We must “think it not strange” then (1Pet 4:12), concerning the trials that will come upon us, but we must rather learn to endure, being encouraged and strengthened by our sight of things yet future, to remain steadfast to the end “for we walk by faith, not by sight” (2 Cor 5:7). We must rather “rejoice, inasmuch as ye are partakers of Christ’s sufferings; that, when his glory shall be revealed, ye may be glad also with exceeding joy” (1Pet 4:13). And if we have a vision of that coming revelation of glory firmly fixed in our minds, like the faithful ones in Hebrews 11, we shall have the strength and determination to overcome. As we have seen, like Paul, we shall be able to compare our present difficulties with the blessings of the future, and say:

“though our outward man perish, yet the inward man is renewed day by day. For our light affliction, which is but for a moment, worketh for us a far more exceeding and eternal weight of glory; while we look not at the things which are seen, but at the things which are not seen: for the things which are seen are temporal; but the things which are not seen are eternal” (2Cor 4:16-18).

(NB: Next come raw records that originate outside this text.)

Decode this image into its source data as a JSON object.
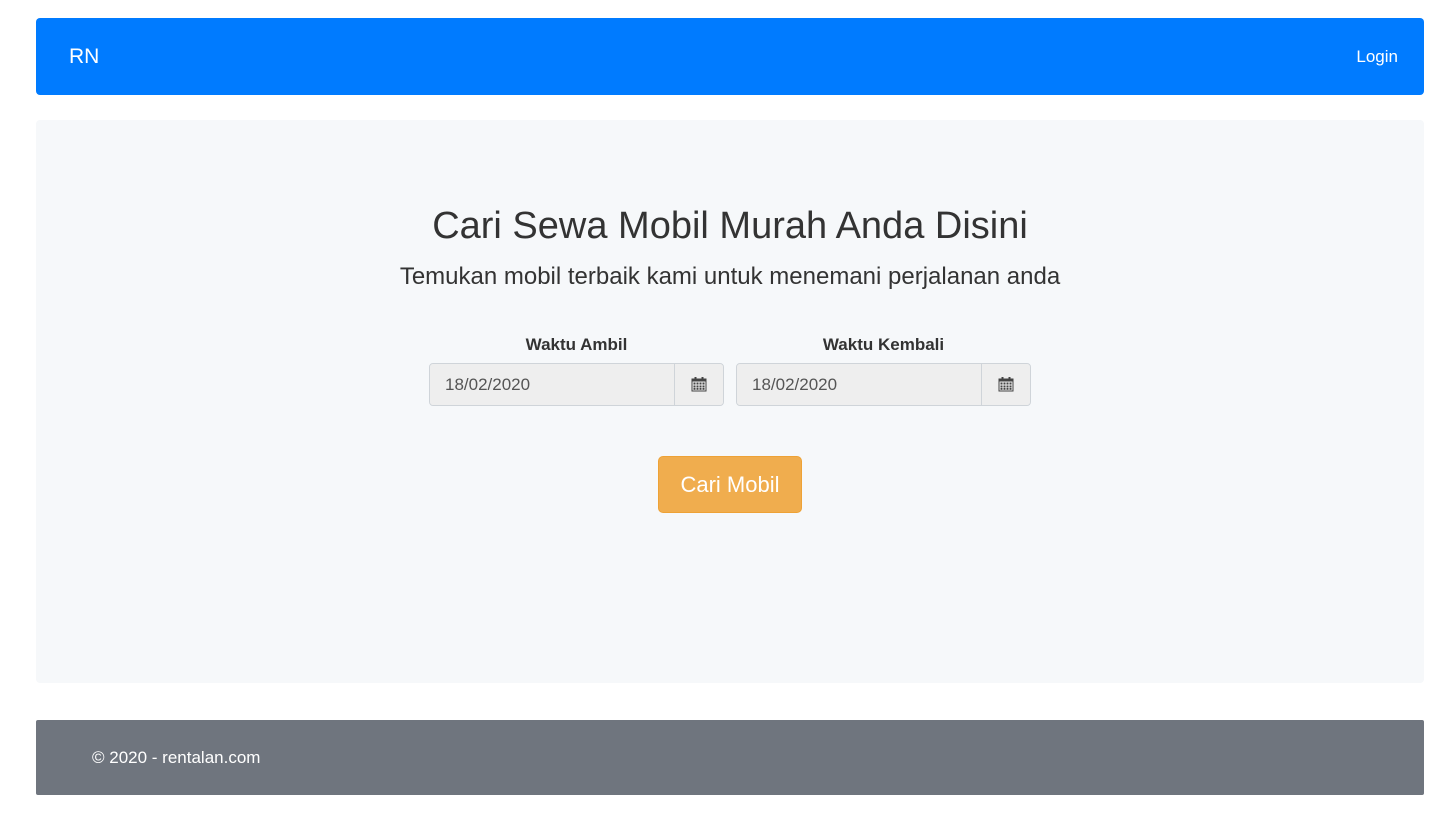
{
  "navbar": {
    "brand": "RN",
    "login_label": "Login",
    "color": "#007bff"
  },
  "hero": {
    "title": "Cari Sewa Mobil Murah Anda Disini",
    "subtitle": "Temukan mobil terbaik kami untuk menemani perjalanan anda"
  },
  "form": {
    "pickup": {
      "label": "Waktu Ambil",
      "value": "18/02/2020",
      "icon": "calendar-icon"
    },
    "return": {
      "label": "Waktu Kembali",
      "value": "18/02/2020",
      "icon": "calendar-icon"
    },
    "search_label": "Cari Mobil",
    "search_color": "#f0ad4e"
  },
  "footer": {
    "text": "© 2020 - rentalan.com",
    "color": "#6f757e"
  }
}
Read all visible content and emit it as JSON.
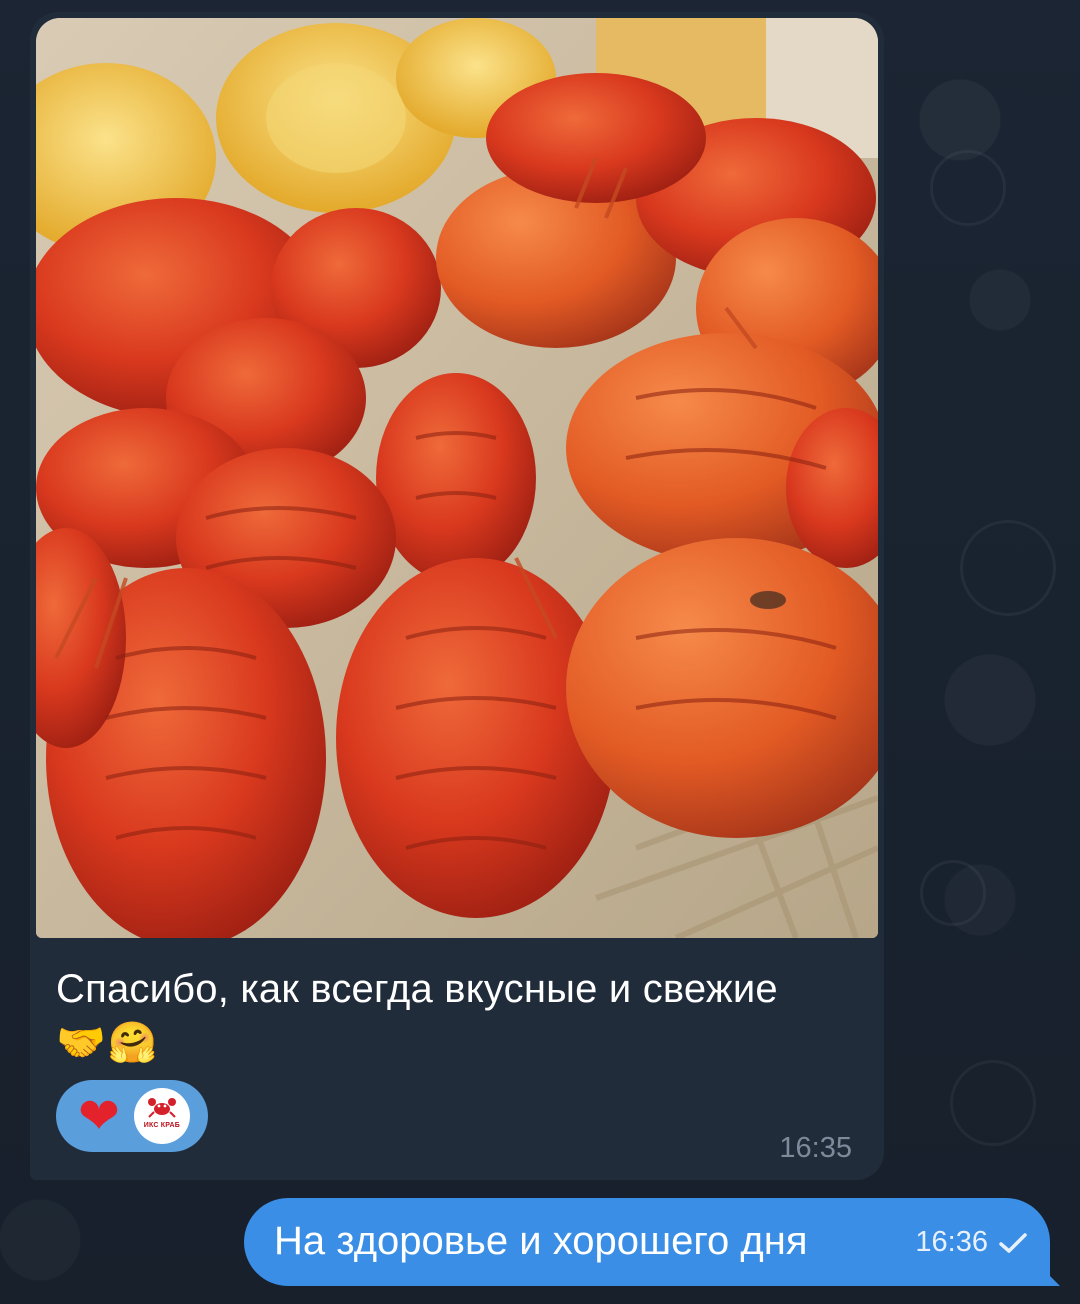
{
  "chat": {
    "incoming": {
      "caption_line1": "Спасибо, как всегда вкусные и свежие",
      "emojis": [
        "🤝",
        "🤗"
      ],
      "reactions": {
        "heart": "❤",
        "brand_label": "ИКС КРАБ"
      },
      "time": "16:35"
    },
    "outgoing": {
      "text": "На здоровье и хорошего дня",
      "time": "16:36",
      "status_icon": "single-check-icon"
    }
  },
  "colors": {
    "background": "#1a2330",
    "incoming_bubble": "#212c3b",
    "outgoing_bubble": "#3a8ee6",
    "reaction_pill": "#5a9fdc",
    "heart": "#e3222c"
  }
}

And for an example of One whose thoughts were always directed towards the world to come, we look to the Lord Jesus Christ, who, “though he were a Son”, we are informed “yet learned he obedience by the things which he suffered” (Heb 5:8). The Lord Jesus certainly bore a weight; the weight of the cross upon which he was crucified. But his is the supreme example of endurance, for he looked beyond his present suffering to the greater eternal weight of glory laid up for him at his Father’s Right Hand. He, “for the joy that was set before him endured the cross, despising the shame, and is set down on the right hand of God” (Heb 12:2). It was this joyous vision of the future that was ever set before his mind that ensured his separation from the world, and enabled him to remain faithful even unto death. We then, must be “looking unto Jesus” as an example. Like him, we must have a vision of the future in order for us to maintain our separation, and endure trials faithfully.


In Proverbs 29:18, the importance of such a vision is expressed:

“where there is no vision, the people perish: but he that keepeth the law, happy is he”.

Here, those who have no vision, are contrasted with those who keep the Law of God – the clear implication being, as we have seen, that it is by maintaining a clear focus on the Kingdom that we might be able to remain obedient (i.e. keeping the Law) in times of adversity. But here, the Hebrew word rendered “perish”, literally, is “to be loosed”, and can have the sense of the removal of a garment. Hence, an alternative rendering is, “where there is no vision, the people is made naked” as in the AV margin. Being the brethren of Christ, we must seek to be clothed with righteousness, as with a garment. And rather than to allow ourselves to be drawn into the world around us, allowing our fine white linen garments to be “spotted by the flesh” (Jude 23) the exhortation is given “Blessed is he that watcheth and keepth his garments, lest he walk naked, and they see his shame” (Rev 16:15). We must therefore remain fully clothed with the purity of righteousness; we must use that vision Scripture presents us with to remain faithful, and separate, to “keep” our garments, that we might not walk naked and shamed before the Son and his Angels at his appearing. Let us therefore, rather than being mindful of the world from which we have come out (Heb 11:15), be as the faithful of all ages, “forgetting those things which are behind, and reaching forth unto those things which are before” (Phil 3:13). The value of maintaining such a vision of those promises that are “before” us is self-evident – for without it, we cannot remain a holy people prepared for the coming of our Lord. We have Christ Himself to look to as the supreme example, and so let us share his joy that we also might learn to endure, that we might reign with him.

Christopher Maddocks